:: Provided material ::
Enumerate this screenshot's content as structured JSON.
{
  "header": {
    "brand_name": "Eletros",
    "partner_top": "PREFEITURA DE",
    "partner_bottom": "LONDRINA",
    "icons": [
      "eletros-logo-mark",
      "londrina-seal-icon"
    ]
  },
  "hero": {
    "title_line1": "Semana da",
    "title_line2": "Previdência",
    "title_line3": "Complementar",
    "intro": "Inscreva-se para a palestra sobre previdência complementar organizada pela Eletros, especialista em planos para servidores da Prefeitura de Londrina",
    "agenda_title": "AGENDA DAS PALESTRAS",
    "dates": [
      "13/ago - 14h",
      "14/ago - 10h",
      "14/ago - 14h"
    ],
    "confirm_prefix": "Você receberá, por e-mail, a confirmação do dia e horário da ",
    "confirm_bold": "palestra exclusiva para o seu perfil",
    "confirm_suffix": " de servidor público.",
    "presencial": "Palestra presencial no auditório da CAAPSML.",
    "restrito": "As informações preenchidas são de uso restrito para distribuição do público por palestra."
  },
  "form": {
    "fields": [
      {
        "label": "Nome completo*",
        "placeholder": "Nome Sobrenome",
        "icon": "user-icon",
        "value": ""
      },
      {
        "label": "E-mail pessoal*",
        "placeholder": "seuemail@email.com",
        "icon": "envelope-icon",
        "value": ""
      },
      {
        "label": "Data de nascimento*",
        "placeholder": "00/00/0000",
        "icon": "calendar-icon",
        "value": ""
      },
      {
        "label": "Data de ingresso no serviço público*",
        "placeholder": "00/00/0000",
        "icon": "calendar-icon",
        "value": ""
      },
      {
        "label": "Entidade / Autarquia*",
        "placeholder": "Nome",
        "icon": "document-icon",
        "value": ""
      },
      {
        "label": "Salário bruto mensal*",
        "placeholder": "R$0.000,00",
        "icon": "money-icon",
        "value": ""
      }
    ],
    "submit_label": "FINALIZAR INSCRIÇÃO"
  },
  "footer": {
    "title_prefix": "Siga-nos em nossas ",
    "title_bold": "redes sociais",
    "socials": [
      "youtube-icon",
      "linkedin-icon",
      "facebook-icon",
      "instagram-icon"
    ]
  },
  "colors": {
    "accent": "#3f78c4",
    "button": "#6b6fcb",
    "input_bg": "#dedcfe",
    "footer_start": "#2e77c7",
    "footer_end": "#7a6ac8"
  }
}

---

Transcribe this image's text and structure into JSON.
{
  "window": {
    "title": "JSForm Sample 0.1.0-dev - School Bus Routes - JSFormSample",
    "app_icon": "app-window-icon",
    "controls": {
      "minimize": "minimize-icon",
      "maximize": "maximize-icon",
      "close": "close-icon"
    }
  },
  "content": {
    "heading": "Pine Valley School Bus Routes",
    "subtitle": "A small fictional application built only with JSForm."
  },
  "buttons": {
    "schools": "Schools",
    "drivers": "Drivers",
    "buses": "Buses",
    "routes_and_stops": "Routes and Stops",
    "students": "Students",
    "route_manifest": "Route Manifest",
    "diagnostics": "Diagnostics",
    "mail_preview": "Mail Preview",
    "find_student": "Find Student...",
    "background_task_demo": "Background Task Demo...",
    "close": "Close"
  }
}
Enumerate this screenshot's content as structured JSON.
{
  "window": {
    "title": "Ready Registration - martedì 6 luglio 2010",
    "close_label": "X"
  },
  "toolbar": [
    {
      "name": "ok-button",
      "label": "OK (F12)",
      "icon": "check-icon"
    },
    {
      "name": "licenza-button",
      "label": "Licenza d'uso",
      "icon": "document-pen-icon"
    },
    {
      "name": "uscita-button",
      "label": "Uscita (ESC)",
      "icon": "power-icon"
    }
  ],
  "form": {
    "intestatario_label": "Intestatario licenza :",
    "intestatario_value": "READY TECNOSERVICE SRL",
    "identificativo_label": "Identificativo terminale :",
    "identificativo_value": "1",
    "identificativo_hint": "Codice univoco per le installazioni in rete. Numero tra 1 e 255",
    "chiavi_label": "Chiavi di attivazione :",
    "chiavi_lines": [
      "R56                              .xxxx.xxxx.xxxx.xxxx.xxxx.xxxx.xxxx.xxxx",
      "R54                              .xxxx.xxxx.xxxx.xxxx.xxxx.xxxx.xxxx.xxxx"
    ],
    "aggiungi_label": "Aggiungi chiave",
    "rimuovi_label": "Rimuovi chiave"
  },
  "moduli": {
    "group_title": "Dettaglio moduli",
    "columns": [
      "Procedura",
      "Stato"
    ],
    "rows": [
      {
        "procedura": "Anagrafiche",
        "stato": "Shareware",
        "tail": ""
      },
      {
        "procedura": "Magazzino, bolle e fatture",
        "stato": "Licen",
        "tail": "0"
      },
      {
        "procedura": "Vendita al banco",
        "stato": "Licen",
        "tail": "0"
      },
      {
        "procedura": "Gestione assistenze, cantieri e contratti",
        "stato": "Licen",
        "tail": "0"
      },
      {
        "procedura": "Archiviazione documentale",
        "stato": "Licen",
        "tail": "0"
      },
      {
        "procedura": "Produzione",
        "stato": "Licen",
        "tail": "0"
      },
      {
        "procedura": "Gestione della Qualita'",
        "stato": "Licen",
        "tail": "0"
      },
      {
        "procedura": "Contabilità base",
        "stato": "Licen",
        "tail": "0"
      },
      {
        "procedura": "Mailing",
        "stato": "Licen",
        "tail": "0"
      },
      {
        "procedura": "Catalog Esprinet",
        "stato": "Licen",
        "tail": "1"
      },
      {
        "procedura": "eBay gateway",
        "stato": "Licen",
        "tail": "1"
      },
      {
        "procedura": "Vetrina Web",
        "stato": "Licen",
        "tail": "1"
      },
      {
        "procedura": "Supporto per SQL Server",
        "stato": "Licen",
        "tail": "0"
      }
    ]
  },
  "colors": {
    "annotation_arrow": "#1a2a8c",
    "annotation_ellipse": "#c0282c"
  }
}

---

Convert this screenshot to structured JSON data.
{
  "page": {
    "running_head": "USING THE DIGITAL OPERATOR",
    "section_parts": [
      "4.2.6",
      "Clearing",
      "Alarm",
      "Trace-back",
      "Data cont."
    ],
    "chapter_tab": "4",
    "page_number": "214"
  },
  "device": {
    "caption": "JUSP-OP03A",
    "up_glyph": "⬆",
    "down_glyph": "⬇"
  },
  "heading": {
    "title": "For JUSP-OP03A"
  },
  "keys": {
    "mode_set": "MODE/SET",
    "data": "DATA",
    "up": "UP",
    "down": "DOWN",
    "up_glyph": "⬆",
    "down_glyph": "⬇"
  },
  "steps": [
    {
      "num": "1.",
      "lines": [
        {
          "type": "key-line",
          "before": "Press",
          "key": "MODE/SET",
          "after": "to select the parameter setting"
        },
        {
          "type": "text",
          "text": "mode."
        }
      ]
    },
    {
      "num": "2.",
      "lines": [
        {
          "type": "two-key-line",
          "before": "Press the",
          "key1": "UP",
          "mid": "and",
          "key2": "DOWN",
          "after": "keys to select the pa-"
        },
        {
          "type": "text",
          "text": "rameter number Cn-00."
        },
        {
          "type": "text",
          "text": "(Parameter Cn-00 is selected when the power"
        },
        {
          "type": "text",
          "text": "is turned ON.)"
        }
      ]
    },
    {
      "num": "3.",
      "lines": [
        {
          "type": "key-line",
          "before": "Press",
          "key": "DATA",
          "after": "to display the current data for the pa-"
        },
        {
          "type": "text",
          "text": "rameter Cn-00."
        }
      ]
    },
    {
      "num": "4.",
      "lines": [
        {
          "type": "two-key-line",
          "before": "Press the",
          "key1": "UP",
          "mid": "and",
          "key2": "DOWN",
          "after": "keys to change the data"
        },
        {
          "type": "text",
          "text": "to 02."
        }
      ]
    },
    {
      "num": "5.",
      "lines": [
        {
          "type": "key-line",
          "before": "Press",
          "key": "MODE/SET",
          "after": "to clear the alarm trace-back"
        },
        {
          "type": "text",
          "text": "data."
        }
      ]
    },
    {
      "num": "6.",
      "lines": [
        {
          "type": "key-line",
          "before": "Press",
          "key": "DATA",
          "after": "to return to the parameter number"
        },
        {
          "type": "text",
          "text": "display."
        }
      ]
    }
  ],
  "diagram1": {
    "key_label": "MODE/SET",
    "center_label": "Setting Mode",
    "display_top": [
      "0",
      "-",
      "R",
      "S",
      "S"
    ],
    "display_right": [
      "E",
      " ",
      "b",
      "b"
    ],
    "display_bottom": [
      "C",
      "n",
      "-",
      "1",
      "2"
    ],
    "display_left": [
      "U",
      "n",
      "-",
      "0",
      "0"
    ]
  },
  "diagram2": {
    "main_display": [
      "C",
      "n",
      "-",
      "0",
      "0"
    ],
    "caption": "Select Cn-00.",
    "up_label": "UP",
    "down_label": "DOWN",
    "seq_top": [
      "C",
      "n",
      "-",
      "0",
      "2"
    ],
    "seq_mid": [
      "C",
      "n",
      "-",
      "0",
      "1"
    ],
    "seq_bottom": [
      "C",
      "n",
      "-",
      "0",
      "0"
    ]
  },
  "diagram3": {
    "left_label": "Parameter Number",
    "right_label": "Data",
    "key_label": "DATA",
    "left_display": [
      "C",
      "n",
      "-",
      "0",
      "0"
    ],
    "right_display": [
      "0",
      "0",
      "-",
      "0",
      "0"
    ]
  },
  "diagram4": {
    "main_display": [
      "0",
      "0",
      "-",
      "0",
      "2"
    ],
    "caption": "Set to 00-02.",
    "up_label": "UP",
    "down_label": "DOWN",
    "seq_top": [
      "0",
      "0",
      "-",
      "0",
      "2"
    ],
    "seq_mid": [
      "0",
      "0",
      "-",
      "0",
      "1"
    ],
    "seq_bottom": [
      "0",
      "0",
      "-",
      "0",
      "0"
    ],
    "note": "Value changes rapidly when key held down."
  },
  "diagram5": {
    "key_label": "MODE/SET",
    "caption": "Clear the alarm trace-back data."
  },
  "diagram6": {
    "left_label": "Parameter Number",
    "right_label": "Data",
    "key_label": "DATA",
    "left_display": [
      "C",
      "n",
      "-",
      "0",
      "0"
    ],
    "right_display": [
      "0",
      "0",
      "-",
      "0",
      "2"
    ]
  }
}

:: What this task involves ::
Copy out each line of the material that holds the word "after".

:: Answer space ::
          "after": "to select the parameter setting"
          "after": "keys to select the pa-"
          "after": "to display the current data for the pa-"
          "after": "keys to change the data"
          "after": "to clear the alarm trace-back"
          "after": "to return to the parameter number"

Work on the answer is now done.